In 1986 Marnie Rieber begrudgingly moved to Cape Cod with her family from her hometown of Winnipeg, Canada, after her husband Jesse landed a job as the planner for the town of Barnstable.
“I hated it,” she said bluntly. “I didn’t want to come here and I didn’t unpack my bags for two years. I didn’t buy any plants for our house and for two years I was planning on leaving.”
But a funny thing happened towards the end of that period. Her attitude started to change and she was growing accustomed to the Cape, and began to make friends and establish a social network. “I remember saying to myself, ‘This is starting to feel a little bit like home,’” she said.
Fast forward 28 years later and Rieber has firmly planted her roots on Cape Cod, having only affection for this corner of the state that has become her adopted home.
Much of that affection comes from her longtime affiliation with HAC where she has worked for 27 years since her first day on December 31, 1986.
She arrived at HAC armed with a bachelors degree in human social services from the University of Manitoba and a desire to help the underserved in society. Her first job after graduation was in a residential program working with unadopted girls, ranging in age from 12 to 17 years old.
Her next job would be at HAC where she was hired immediately after her first interview as a case manager, responsible for finding housing for families and individuals living in Cape Cod motels.
That would be the first of several positions she would hold during her tenure at HAC which was interrupted for one year in the late 80’s when she sought treatment for alcoholism. A year later she returned, taking a job at Carriage House in North Falmouth. “They gave me a second chance and I’ve been there ever since,” she said of HAC. “They saw something in me I didn’t see in myself.”
In 1991 while Rieber was still working at Carriage House, she took on an additional part-time assignment at Angel House which had recently opened on Sea Street, to offer treatment and housing for homeless mothers recovering from alcohol and drug addiction, and their children.
The mission of Angel House is one that is close to Rieber’s heart. “I have a passion for that place because I’ve been where those women have been,” she said.
In her time at Angel House she has done everything from clean toilets to her current role as the shelter’s director where she supervises a staff of 23 people who assist 15 families some of whom live there as long as 18 months before finding more permanent housing.
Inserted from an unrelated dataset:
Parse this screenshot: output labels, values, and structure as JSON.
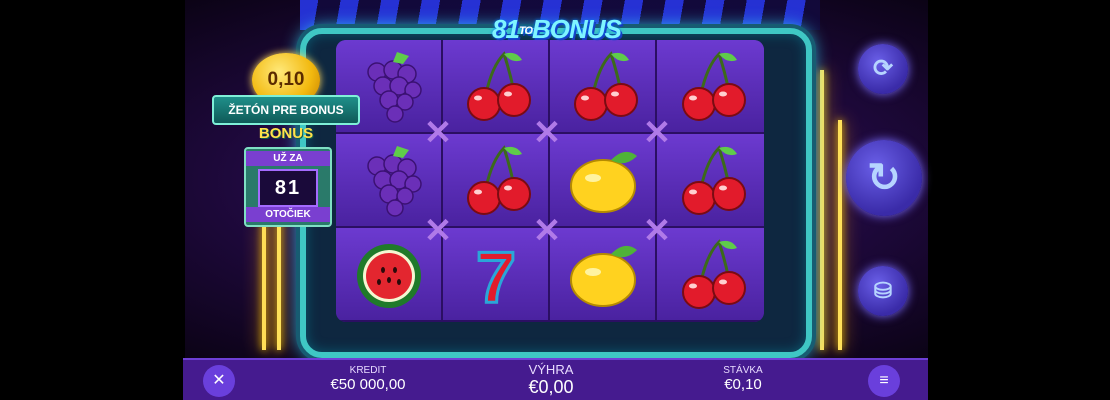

Her experience has helped her understand what many of her employees go through on a daily basis. “There’s nothing I would ask of them that I haven’t done myself,’ she said.
She has witnessed several significant changes at Angel House that have included a move from a five-family facility on Sea Street to its current location on South Street in 1997. And she was part of one of those changes in 2006 when she was named the director of Angel House, replacing Judith McManamon.
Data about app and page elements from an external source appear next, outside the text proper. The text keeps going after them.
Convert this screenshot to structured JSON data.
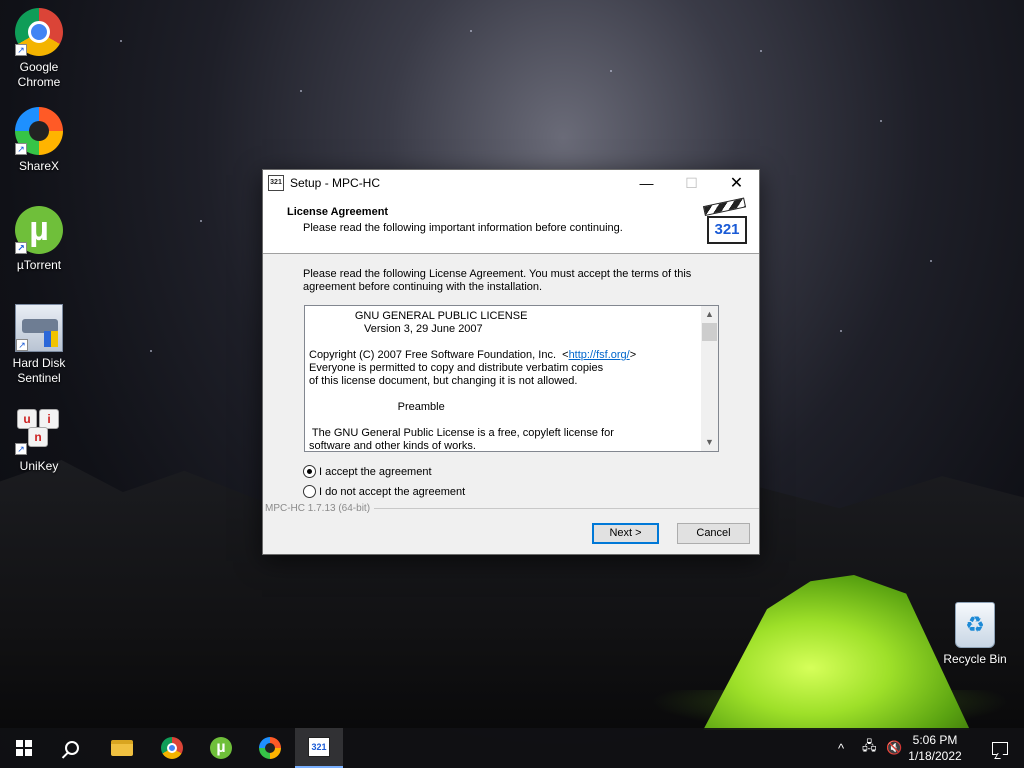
{
  "desktop": {
    "icons": [
      {
        "label": "Google\nChrome",
        "icon": "chrome-icon"
      },
      {
        "label": "ShareX",
        "icon": "sharex-icon"
      },
      {
        "label": "µTorrent",
        "icon": "utorrent-icon"
      },
      {
        "label": "Hard Disk\nSentinel",
        "icon": "hard-disk-sentinel-icon"
      },
      {
        "label": "UniKey",
        "icon": "unikey-icon"
      },
      {
        "label": "Recycle Bin",
        "icon": "recycle-bin-icon"
      }
    ],
    "shortcut_arrow": "↗",
    "utorrent_glyph": "µ",
    "recycle_glyph": "♻",
    "unikey_keys": [
      "u",
      "i",
      "n"
    ]
  },
  "dialog": {
    "title": "Setup - MPC-HC",
    "app_icon_text": "321",
    "window_buttons": {
      "minimize": "—",
      "maximize": "☐",
      "close": "✕"
    },
    "header_title": "License Agreement",
    "header_subtitle": "Please read the following important information before continuing.",
    "logo_text": "321",
    "instructions": "Please read the following License Agreement. You must accept the terms of this agreement before continuing with the installation.",
    "license": {
      "line1": "               GNU GENERAL PUBLIC LICENSE",
      "line2": "                  Version 3, 29 June 2007",
      "line3_prefix": "Copyright (C) 2007 Free Software Foundation, Inc.  <",
      "line3_link": "http://fsf.org/",
      "line3_suffix": ">",
      "line4": "Everyone is permitted to copy and distribute verbatim copies",
      "line5": "of this license document, but changing it is not allowed.",
      "line6": "                             Preamble",
      "line7": " The GNU General Public License is a free, copyleft license for",
      "line8": "software and other kinds of works."
    },
    "scroll_up": "▲",
    "scroll_down": "▼",
    "accept_label": "I accept the agreement",
    "decline_label": "I do not accept the agreement",
    "accept_selected": true,
    "version": "MPC-HC 1.7.13 (64-bit)",
    "next_label": "Next >",
    "cancel_label": "Cancel"
  },
  "taskbar": {
    "items": [
      "start-button",
      "search-button",
      "file-explorer",
      "chrome",
      "utorrent",
      "sharex",
      "mpc-hc-setup"
    ],
    "active": "mpc-hc-setup",
    "tray": {
      "chevron": "^",
      "network": "🖧",
      "volume": "🔇"
    },
    "time": "5:06 PM",
    "date": "1/18/2022",
    "mpc_icon_text": "321"
  },
  "colors": {
    "accent": "#0078d7",
    "link": "#0066cc",
    "tent_green": "#9ee029"
  }
}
In April the 67-year-old Rieber said farewell to her job that allowed her to forge lifelong friendships with her coworkers and make a positive difference in the lives of troubled mothers searching for guidance, support and help.
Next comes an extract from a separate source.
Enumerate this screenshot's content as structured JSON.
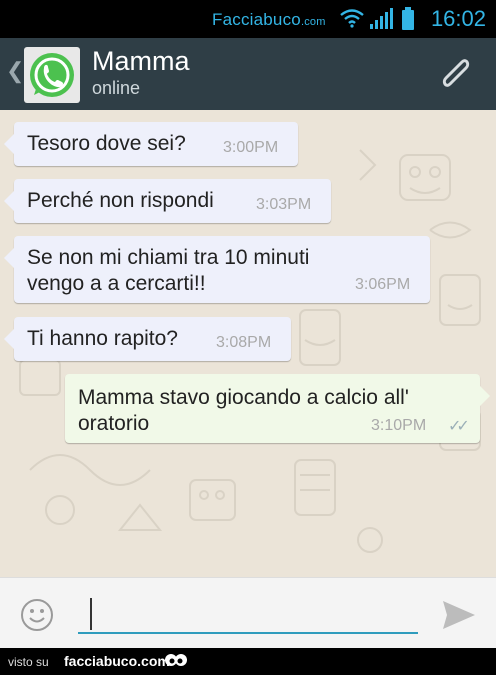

“She has a special kindness to her,” Lil Burlingame, the manager for Angel House, said. “She is just the best boss, a wonderful person and a good friend.”
Rieber’s longtime friend and part-time administrative assistant Marjorie Teed agreed, saying “I haven’t even begun to process” her departure. “It’s not going to be the same without her, for sure.”
She attributed much of that to Rieber’s devotion to the work being done at Angel House. “I would say her job here has been one of the most important parts of her life for all the years that I have known her,” Teed said.
Rieber admitted as much in talking about her time at Angel House. “To do the job successfully everything else has to fall off the plate… My world became very small. It became Angel House,” she said. “I really do care about this place.”
She expressed pride in the services Angel House offers to its clients, many of whom have been able to turn their lives around not only through substance abuse programs, but through jobs, workforce training and college. Some have even returned to Angel House to work, serving as role models for those now struggling with the same issues they once did.
Despite her retirement Rieber promised she would not be going far – remaining on Cape Cod – and she has plans on returning to HAC at some point after the summer as a volunteer.